Excerpts from an interface dataset:

--------

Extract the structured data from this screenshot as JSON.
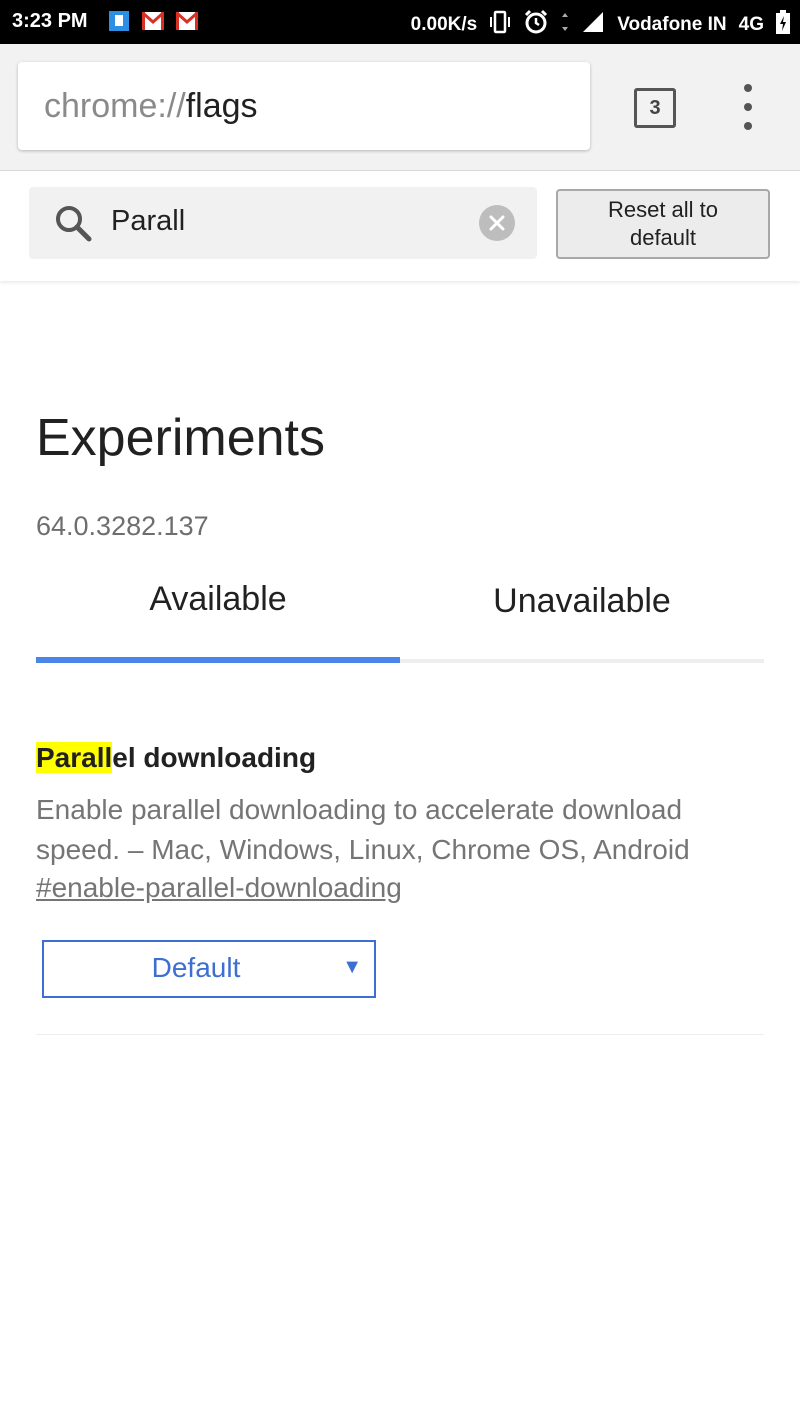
{
  "status_bar": {
    "time": "3:23 PM",
    "net_speed": "0.00K/s",
    "carrier": "Vodafone IN",
    "network_type": "4G",
    "notification_icons": [
      "message-icon",
      "gmail-icon",
      "gmail-icon"
    ]
  },
  "toolbar": {
    "url_scheme": "chrome://",
    "url_host": "flags",
    "tab_count": "3"
  },
  "search": {
    "query": "Parall"
  },
  "reset_button": {
    "label": "Reset all to default"
  },
  "main": {
    "title": "Experiments",
    "version": "64.0.3282.137",
    "tabs": [
      {
        "label": "Available",
        "selected": true
      },
      {
        "label": "Unavailable",
        "selected": false
      }
    ]
  },
  "experiments": [
    {
      "title_highlight": "Parall",
      "title_rest": "el downloading",
      "description": "Enable parallel downloading to accelerate download speed. – Mac, Windows, Linux, Chrome OS, Android",
      "permalink": "#enable-parallel-downloading",
      "selected_option": "Default"
    }
  ],
  "colors": {
    "accent": "#4a86e8",
    "highlight": "#ffff00",
    "select_blue": "#3c6fd1"
  }
}
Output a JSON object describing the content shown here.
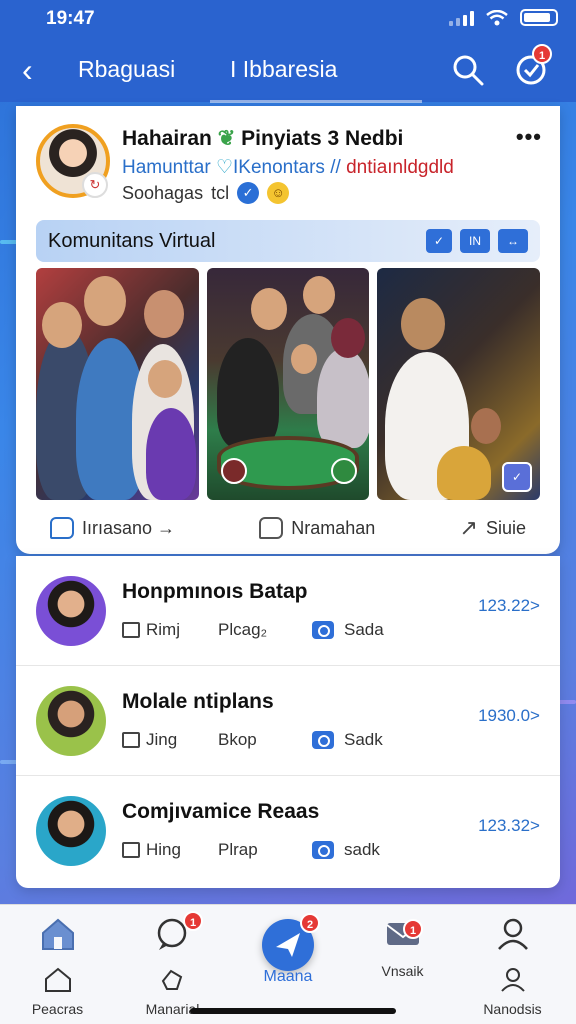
{
  "status_bar": {
    "time": "19:47"
  },
  "header": {
    "back_icon": "chevron-left-icon",
    "tabs": [
      {
        "label": "Rbaguasi"
      },
      {
        "label": "I Ibbaresia"
      }
    ],
    "search_icon": "search-icon",
    "notification_icon": "check-circle-icon",
    "notification_badge": "1"
  },
  "post": {
    "author_line": "Hahairan",
    "author_suffix": "Pinyiats 3 Nedbi",
    "subtitle_a": "Hamunttar",
    "subtitle_b": "IKenontars",
    "subtitle_sep": "//",
    "subtitle_c": "dntiaınldgdld",
    "meta_text": "Soohagas",
    "meta_extra": "tcl",
    "more_label": "•••",
    "community_label": "Komunitans Virtual",
    "community_icons": [
      "check-icon",
      "grid-icon",
      "arrows-icon"
    ],
    "actions": [
      {
        "label": "Iırıasano →"
      },
      {
        "label": "Nramahan"
      },
      {
        "label": "Siuie"
      }
    ]
  },
  "list": [
    {
      "name": "Honpmınoıs Batap",
      "mail": "Rimj",
      "mid": "Plcag₂",
      "cam": "Sada",
      "count": "123.22>"
    },
    {
      "name": "Molale ntiplans",
      "mail": "Jing",
      "mid": "Bkop",
      "cam": "Sadk",
      "count": "1930.0>"
    },
    {
      "name": "Comjıvamice Reaas",
      "mail": "Hing",
      "mid": "Plrap",
      "cam": "sadk",
      "count": "123.32>"
    }
  ],
  "bottom_nav": {
    "items": [
      {
        "label": "Peacras",
        "icon": "home-icon"
      },
      {
        "label": "Manarial",
        "icon": "chat-icon",
        "badge": "1"
      },
      {
        "label": "Maana",
        "icon": "send-icon",
        "badge": "2"
      },
      {
        "label": "Vnsaik",
        "icon": "mail-icon",
        "badge": "1"
      },
      {
        "label": "Nanodsis",
        "icon": "user-icon"
      }
    ]
  },
  "colors": {
    "brand": "#2a63cf",
    "accent": "#2f6fd8",
    "badge": "#e53935"
  }
}
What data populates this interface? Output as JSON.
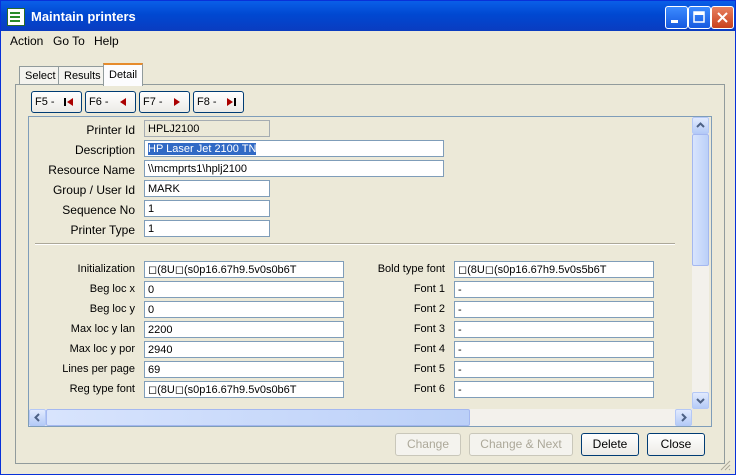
{
  "window": {
    "title": "Maintain printers"
  },
  "menu": [
    "Action",
    "Go To",
    "Help"
  ],
  "tabs": [
    "Select",
    "Results",
    "Detail"
  ],
  "nav": [
    "F5 -",
    "F6 -",
    "F7 -",
    "F8 -"
  ],
  "fields": {
    "printer_id": {
      "label": "Printer Id",
      "value": "HPLJ2100"
    },
    "description": {
      "label": "Description",
      "value": "HP Laser Jet 2100 TN"
    },
    "resource_name": {
      "label": "Resource Name",
      "value": "\\\\mcmprts1\\hplj2100"
    },
    "group_user": {
      "label": "Group / User Id",
      "value": "MARK"
    },
    "sequence_no": {
      "label": "Sequence No",
      "value": "1"
    },
    "printer_type": {
      "label": "Printer Type",
      "value": "1"
    }
  },
  "left_params": [
    {
      "label": "Initialization",
      "value": "◻(8U◻(s0p16.67h9.5v0s0b6T"
    },
    {
      "label": "Beg loc x",
      "value": "0"
    },
    {
      "label": "Beg loc y",
      "value": "0"
    },
    {
      "label": "Max loc y lan",
      "value": "2200"
    },
    {
      "label": "Max loc y por",
      "value": "2940"
    },
    {
      "label": "Lines per page",
      "value": "69"
    },
    {
      "label": "Reg type font",
      "value": "◻(8U◻(s0p16.67h9.5v0s0b6T"
    }
  ],
  "right_params": [
    {
      "label": "Bold type font",
      "value": "◻(8U◻(s0p16.67h9.5v0s5b6T"
    },
    {
      "label": "Font 1",
      "value": "-"
    },
    {
      "label": "Font 2",
      "value": "-"
    },
    {
      "label": "Font 3",
      "value": "-"
    },
    {
      "label": "Font 4",
      "value": "-"
    },
    {
      "label": "Font 5",
      "value": "-"
    },
    {
      "label": "Font 6",
      "value": "-"
    }
  ],
  "buttons": {
    "change": "Change",
    "change_next": "Change & Next",
    "delete": "Delete",
    "close": "Close"
  }
}
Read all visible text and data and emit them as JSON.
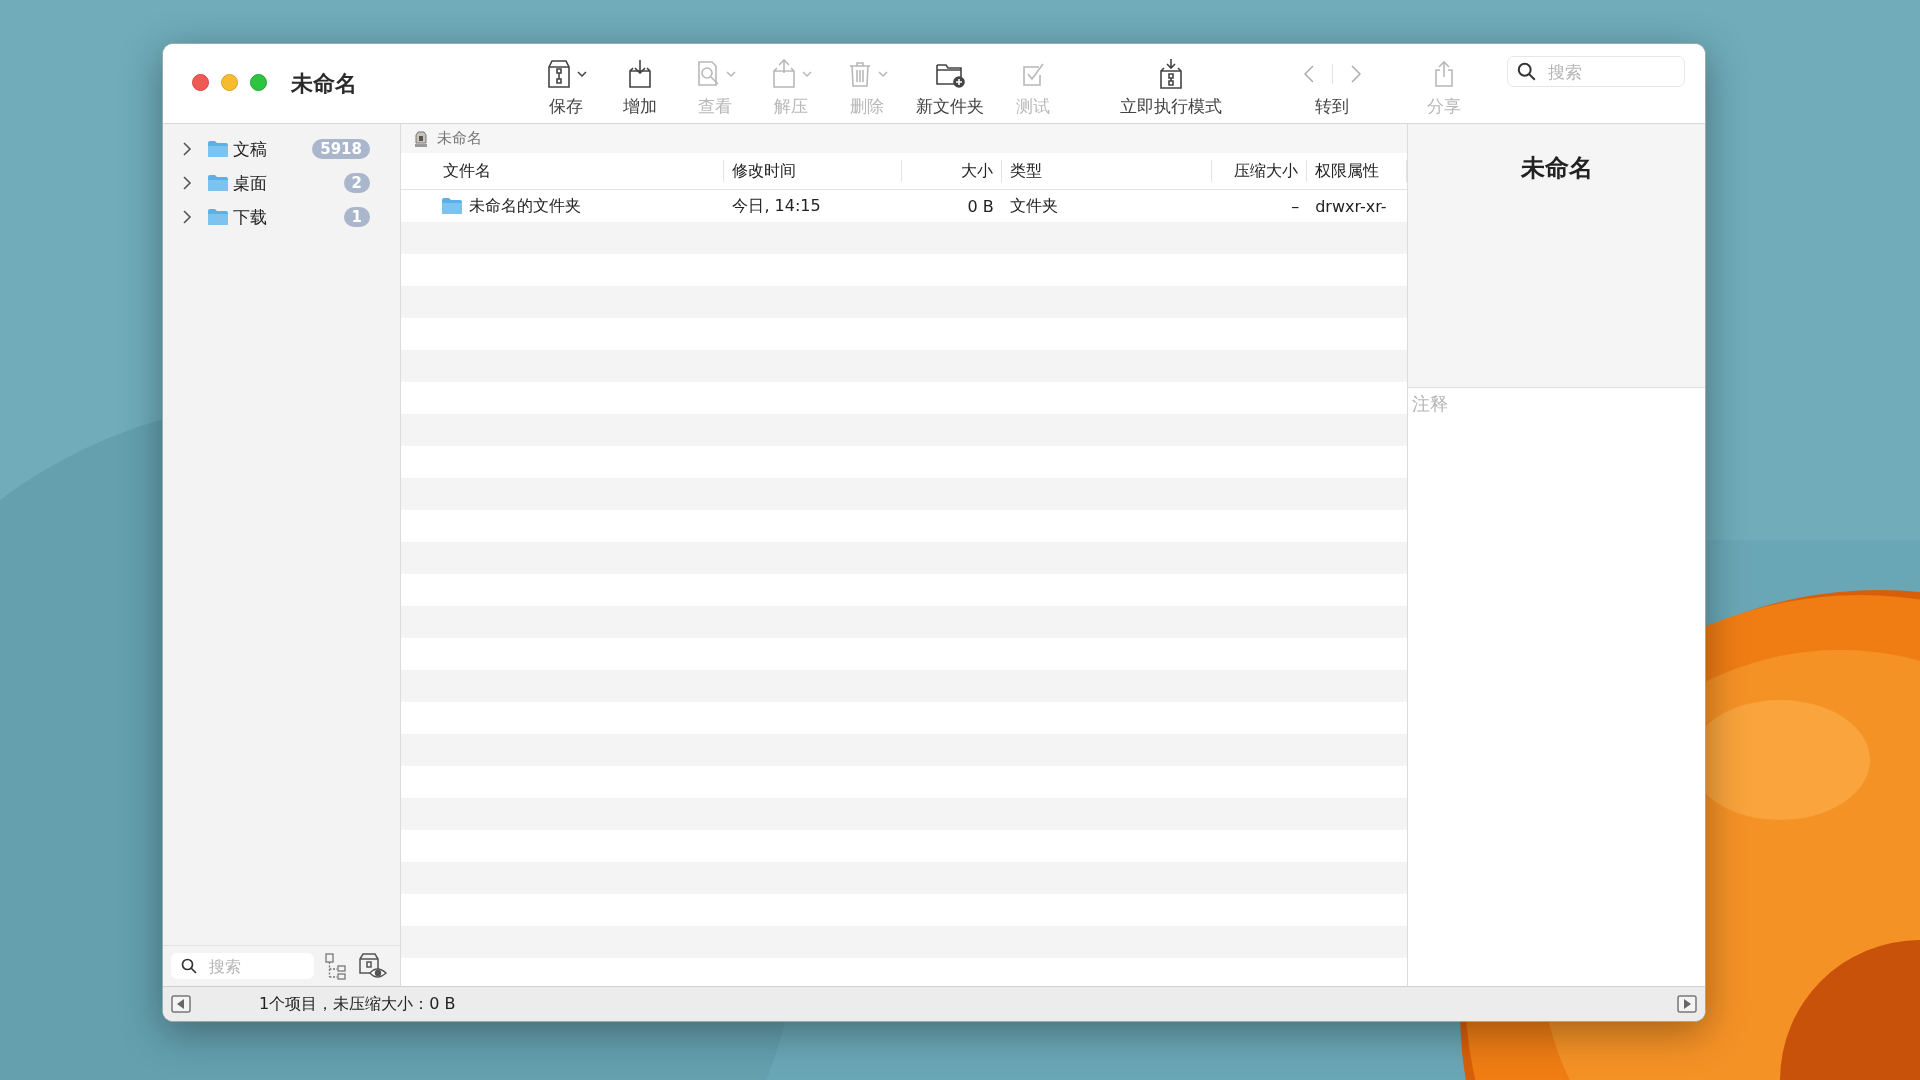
{
  "window": {
    "title": "未命名"
  },
  "toolbar": {
    "items": [
      {
        "label": "保存",
        "disabled": false,
        "menu": true
      },
      {
        "label": "增加",
        "disabled": false,
        "menu": false
      },
      {
        "label": "查看",
        "disabled": true,
        "menu": true
      },
      {
        "label": "解压",
        "disabled": true,
        "menu": true
      },
      {
        "label": "删除",
        "disabled": true,
        "menu": true
      },
      {
        "label": "新文件夹",
        "disabled": false,
        "menu": false
      },
      {
        "label": "测试",
        "disabled": true,
        "menu": false
      },
      {
        "label": "立即执行模式",
        "disabled": false,
        "menu": false
      }
    ],
    "navigation": {
      "label": "转到",
      "back_disabled": true,
      "forward_disabled": true
    },
    "share": {
      "label": "分享",
      "disabled": true
    },
    "search": {
      "placeholder": "搜索"
    }
  },
  "sidebar": {
    "items": [
      {
        "label": "文稿",
        "count": "5918",
        "expanded": false
      },
      {
        "label": "桌面",
        "count": "2",
        "expanded": false
      },
      {
        "label": "下载",
        "count": "1",
        "expanded": false
      }
    ],
    "search": {
      "placeholder": "搜索"
    }
  },
  "path_bar": {
    "label": "未命名"
  },
  "table": {
    "columns": [
      "文件名",
      "修改时间",
      "大小",
      "类型",
      "压缩大小",
      "权限属性"
    ],
    "rows": [
      {
        "cells": [
          "未命名的文件夹",
          "今日, 14:15",
          "0 B",
          "文件夹",
          "–",
          "drwxr-xr-"
        ]
      }
    ]
  },
  "inspector": {
    "title": "未命名",
    "comment": {
      "placeholder": "注释"
    }
  },
  "status_bar": {
    "text": "1个项目，未压缩大小：0 B"
  }
}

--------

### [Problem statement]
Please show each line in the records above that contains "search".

### [Task response]
  "search": {
    "search_icon": "search-icon",
    "search": {
    "search": {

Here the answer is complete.